Put the cuttlefish by a perch so it can be accessed easily. You can scrub the cuttlebone with a wire brush to remove droppings when it becomes soiled. Cuttlefish bones are porous, so anything wet or inedible spilled on them should be thrown away. Budgie
Your budgie’s physical well-being is enhanced by mineral blocks, which act similarly to cuttlefish bone. If you don’t see much interest in your bird’s block, always clip it to the side of the cage.
You won’t have to worry about mineral deficiency since he will nibble it when he needs it. A mineral block complete with clips will be available at every pet store with a bird section.
When buying, however, be sure to check the ingredients, and stay away from products containing artificial coloring or flavoring (charcoal is fine).
The Budgie bird is an affectionate bird that is full of personality. There are many benefits to owning them, including intelligence, energy, and a lack of maintenance.
Providing them with a spacious cage and a Budgie swing, as well as some perches, will ensure that your bird stays happy and healthy. When it comes to feeding a Budgie, it can be a little more complicated.
To ensure your bird gets enough minerals, you need to supplement the diet with ripe and unripe seeds. Your Budgie will get calcium and other minerals no matter what you feed it, whether it is a cuttlefish bone or a mineral block.
The only thing you need to ensure is that the block is made from only natural ingredients because that is what matters most.
Ali Shahid is a veterinarian by profession and an animal lover.
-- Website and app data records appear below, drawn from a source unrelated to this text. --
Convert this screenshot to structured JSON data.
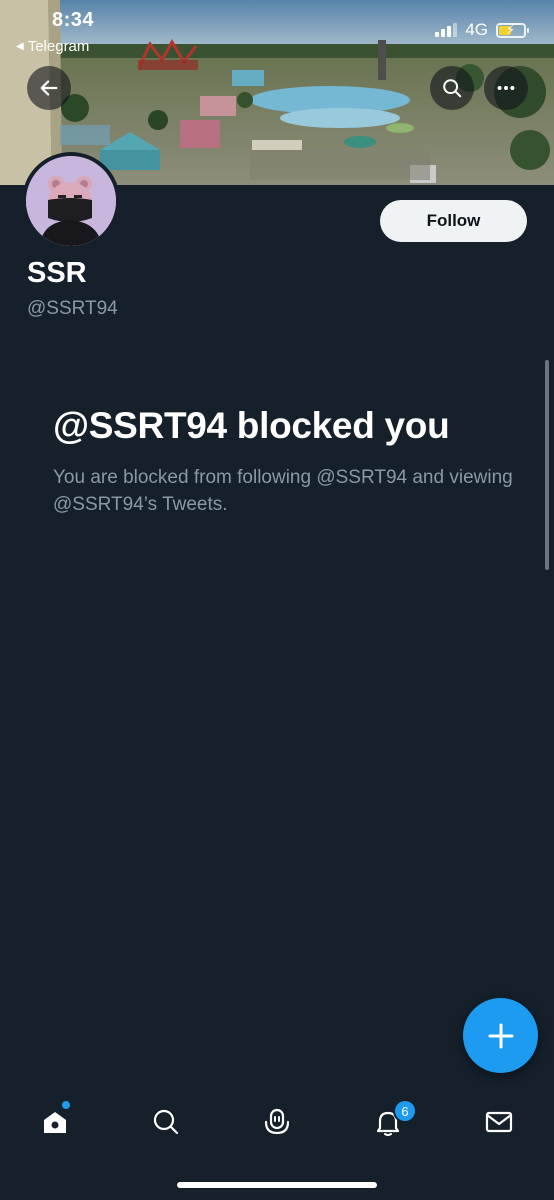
{
  "status_bar": {
    "time": "8:34",
    "back_app": "Telegram",
    "network": "4G"
  },
  "header": {
    "back_icon": "arrow-left-icon",
    "search_icon": "search-icon",
    "more_icon": "more-horizontal-icon"
  },
  "profile": {
    "display_name": "SSR",
    "handle": "@SSRT94",
    "follow_label": "Follow"
  },
  "blocked": {
    "title": "@SSRT94 blocked you",
    "description": "You are blocked from following @SSRT94 and viewing @SSRT94’s Tweets."
  },
  "fab": {
    "icon": "plus-icon"
  },
  "bottom_nav": {
    "items": [
      {
        "name": "home",
        "icon": "home-icon",
        "has_dot": true
      },
      {
        "name": "search",
        "icon": "search-icon"
      },
      {
        "name": "spaces",
        "icon": "spaces-icon"
      },
      {
        "name": "notifications",
        "icon": "bell-icon",
        "badge": "6"
      },
      {
        "name": "messages",
        "icon": "mail-icon"
      }
    ]
  },
  "colors": {
    "background": "#15202b",
    "accent": "#1d9bf0",
    "secondary_text": "#8b98a5",
    "follow_button_bg": "#eff3f4"
  }
}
He loves to give expert opinions about different animals. He has worked in top organization of birds like Bigbird Feed and Poultry Research institute. He loves birds, especially parrots and has great experience in different parrot farms.